**MATERIAL SUPPLIED:**

----------

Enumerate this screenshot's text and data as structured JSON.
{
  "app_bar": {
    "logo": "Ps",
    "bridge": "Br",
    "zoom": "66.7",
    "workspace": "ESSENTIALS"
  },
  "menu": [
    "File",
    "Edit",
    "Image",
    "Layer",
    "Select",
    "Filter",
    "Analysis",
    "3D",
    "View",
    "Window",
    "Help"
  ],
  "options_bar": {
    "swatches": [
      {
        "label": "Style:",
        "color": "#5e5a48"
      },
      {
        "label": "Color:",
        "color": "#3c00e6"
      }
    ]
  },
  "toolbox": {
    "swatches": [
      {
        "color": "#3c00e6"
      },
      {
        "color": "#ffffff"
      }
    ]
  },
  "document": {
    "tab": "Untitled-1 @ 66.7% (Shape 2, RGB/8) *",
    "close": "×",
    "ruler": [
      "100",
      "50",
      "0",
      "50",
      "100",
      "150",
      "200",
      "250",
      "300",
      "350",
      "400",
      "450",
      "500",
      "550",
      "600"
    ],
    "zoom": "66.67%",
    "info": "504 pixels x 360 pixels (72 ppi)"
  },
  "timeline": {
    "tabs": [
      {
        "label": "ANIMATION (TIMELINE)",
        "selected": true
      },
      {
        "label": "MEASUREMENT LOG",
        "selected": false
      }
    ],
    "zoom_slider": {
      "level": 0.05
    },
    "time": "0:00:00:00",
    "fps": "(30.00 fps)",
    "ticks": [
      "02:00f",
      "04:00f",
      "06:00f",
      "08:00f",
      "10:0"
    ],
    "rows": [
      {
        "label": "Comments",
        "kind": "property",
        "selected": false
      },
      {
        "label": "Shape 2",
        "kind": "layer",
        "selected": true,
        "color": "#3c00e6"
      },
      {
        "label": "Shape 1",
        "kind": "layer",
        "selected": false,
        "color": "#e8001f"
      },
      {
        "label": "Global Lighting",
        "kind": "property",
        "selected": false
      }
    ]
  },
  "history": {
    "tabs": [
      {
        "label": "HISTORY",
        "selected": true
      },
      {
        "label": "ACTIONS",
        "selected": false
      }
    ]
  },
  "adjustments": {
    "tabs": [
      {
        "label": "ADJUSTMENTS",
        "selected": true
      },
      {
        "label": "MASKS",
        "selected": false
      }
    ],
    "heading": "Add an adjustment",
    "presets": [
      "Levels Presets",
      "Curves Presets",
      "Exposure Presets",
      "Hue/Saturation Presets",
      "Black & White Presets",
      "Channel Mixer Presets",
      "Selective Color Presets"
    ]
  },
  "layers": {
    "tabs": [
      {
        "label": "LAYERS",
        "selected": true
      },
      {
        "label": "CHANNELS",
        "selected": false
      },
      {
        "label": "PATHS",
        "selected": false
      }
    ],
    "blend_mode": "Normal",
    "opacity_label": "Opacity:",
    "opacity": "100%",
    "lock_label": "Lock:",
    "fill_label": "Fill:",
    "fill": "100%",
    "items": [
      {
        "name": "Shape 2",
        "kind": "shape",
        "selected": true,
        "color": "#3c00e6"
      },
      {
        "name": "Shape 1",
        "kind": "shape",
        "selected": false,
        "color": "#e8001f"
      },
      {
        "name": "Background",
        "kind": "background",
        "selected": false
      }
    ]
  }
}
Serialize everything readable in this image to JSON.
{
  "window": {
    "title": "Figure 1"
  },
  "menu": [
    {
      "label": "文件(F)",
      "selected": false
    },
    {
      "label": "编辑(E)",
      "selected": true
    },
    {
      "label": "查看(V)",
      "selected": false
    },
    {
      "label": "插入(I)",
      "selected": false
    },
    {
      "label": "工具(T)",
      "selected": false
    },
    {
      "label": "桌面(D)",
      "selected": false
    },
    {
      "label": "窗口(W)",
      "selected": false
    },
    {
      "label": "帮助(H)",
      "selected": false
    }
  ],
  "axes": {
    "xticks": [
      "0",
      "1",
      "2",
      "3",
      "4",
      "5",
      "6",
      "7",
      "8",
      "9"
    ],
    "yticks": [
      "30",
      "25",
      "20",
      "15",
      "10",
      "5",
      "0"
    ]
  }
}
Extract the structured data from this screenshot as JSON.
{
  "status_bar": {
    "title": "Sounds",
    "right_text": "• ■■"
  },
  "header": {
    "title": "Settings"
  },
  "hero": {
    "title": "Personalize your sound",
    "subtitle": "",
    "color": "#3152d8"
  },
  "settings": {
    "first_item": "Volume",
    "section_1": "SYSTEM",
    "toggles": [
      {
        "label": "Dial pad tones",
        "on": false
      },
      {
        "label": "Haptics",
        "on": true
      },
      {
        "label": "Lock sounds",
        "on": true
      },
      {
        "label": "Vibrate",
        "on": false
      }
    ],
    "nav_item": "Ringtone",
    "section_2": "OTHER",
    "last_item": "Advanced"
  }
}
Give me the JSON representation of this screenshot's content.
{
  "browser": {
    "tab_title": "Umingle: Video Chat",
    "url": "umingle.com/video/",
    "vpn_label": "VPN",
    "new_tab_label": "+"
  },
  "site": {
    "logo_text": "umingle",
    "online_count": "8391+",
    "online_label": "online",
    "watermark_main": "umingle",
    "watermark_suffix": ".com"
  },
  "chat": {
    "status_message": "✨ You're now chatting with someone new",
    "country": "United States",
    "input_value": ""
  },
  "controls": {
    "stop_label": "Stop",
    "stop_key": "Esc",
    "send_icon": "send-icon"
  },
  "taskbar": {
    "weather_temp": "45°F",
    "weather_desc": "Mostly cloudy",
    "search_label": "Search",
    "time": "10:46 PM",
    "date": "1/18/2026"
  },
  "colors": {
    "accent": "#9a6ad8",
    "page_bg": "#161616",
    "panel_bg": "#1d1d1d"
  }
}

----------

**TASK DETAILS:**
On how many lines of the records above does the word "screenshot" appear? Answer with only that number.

**WRITTEN RESPONSE:**
3